→ **INSTRUCTIONS FOR THE TASK**: Go through the records below and copy out every line holding "your".

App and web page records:
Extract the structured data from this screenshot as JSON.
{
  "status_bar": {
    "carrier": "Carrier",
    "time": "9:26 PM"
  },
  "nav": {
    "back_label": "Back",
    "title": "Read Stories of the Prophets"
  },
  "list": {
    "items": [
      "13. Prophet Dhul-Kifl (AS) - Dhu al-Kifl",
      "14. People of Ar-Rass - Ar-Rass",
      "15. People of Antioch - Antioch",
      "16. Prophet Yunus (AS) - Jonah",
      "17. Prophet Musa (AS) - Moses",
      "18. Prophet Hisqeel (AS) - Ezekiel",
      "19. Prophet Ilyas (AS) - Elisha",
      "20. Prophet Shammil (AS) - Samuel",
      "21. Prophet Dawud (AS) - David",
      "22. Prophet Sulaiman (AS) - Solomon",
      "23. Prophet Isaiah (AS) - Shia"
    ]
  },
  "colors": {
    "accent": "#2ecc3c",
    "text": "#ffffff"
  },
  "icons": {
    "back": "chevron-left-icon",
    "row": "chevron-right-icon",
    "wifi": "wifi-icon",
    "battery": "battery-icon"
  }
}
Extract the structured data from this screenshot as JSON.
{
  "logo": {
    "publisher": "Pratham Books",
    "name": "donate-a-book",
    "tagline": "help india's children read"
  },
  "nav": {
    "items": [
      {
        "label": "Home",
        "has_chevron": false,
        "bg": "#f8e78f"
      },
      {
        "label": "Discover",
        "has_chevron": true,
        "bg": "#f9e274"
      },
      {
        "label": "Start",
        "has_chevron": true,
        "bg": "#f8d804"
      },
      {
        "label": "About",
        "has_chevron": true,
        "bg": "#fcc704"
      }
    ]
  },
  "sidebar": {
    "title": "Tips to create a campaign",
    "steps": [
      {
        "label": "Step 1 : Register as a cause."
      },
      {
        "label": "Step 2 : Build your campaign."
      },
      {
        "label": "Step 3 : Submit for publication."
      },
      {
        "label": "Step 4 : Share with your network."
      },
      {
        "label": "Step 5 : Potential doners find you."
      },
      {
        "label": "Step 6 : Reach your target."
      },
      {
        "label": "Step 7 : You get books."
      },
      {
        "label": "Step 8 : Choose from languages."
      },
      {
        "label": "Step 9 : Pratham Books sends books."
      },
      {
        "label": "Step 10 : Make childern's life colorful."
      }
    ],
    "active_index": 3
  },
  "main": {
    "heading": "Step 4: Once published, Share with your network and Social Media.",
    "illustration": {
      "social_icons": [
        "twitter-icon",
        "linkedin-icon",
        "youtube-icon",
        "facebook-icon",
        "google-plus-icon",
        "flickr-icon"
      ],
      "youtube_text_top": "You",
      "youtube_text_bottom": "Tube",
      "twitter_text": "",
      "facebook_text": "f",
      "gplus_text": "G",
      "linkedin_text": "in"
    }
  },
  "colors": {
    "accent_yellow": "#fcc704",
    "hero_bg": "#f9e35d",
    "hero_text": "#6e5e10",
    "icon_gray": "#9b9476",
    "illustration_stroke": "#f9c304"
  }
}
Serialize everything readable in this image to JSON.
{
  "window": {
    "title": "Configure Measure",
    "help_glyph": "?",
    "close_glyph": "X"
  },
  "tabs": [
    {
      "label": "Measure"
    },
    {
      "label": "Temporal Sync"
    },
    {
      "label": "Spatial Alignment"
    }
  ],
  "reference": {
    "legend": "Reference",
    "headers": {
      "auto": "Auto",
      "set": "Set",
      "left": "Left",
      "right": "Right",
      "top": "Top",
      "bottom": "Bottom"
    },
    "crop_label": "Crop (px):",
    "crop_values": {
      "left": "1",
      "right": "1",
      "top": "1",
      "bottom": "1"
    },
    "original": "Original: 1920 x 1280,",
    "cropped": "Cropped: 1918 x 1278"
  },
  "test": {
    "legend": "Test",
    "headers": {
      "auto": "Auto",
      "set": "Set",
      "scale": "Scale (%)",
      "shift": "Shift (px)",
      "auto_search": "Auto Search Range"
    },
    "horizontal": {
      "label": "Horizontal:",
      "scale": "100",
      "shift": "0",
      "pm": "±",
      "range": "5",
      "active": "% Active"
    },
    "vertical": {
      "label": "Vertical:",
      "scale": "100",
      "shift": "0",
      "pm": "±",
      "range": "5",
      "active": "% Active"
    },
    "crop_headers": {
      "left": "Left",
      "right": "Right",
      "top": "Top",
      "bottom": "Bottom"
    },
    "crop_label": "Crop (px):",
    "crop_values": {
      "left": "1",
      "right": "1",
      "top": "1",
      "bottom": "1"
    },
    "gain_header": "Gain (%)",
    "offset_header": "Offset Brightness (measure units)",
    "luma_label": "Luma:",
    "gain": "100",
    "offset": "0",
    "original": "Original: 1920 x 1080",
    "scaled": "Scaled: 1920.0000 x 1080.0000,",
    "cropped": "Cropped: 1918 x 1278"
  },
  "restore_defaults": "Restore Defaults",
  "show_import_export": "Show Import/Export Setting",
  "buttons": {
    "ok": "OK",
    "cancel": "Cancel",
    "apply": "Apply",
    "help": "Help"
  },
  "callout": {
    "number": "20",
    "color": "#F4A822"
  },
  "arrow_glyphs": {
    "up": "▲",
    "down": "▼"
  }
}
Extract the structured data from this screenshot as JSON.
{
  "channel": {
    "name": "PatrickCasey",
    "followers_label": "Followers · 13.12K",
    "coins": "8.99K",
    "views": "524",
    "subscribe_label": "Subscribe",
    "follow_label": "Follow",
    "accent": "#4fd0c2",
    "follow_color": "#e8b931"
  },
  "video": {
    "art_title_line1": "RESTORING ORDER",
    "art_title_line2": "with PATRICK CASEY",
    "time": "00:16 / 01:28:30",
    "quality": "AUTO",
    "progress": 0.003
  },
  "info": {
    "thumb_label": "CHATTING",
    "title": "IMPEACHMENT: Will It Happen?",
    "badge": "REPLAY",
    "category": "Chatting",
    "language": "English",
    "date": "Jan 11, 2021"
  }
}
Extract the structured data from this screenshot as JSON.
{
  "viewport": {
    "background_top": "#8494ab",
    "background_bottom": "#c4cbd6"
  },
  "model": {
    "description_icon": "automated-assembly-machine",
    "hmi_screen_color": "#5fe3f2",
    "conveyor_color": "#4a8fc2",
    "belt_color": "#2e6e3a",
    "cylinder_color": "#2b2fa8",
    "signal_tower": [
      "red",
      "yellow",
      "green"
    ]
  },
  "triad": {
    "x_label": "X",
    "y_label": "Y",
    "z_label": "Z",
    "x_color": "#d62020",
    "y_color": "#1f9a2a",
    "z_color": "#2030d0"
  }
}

→ **SOLUTION TO THE PROBLEM**:
        "label": "Step 2 : Build your campaign."
        "label": "Step 4 : Share with your network."
        "label": "Step 6 : Reach your target."
    "heading": "Step 4: Once published, Share with your network and Social Media.",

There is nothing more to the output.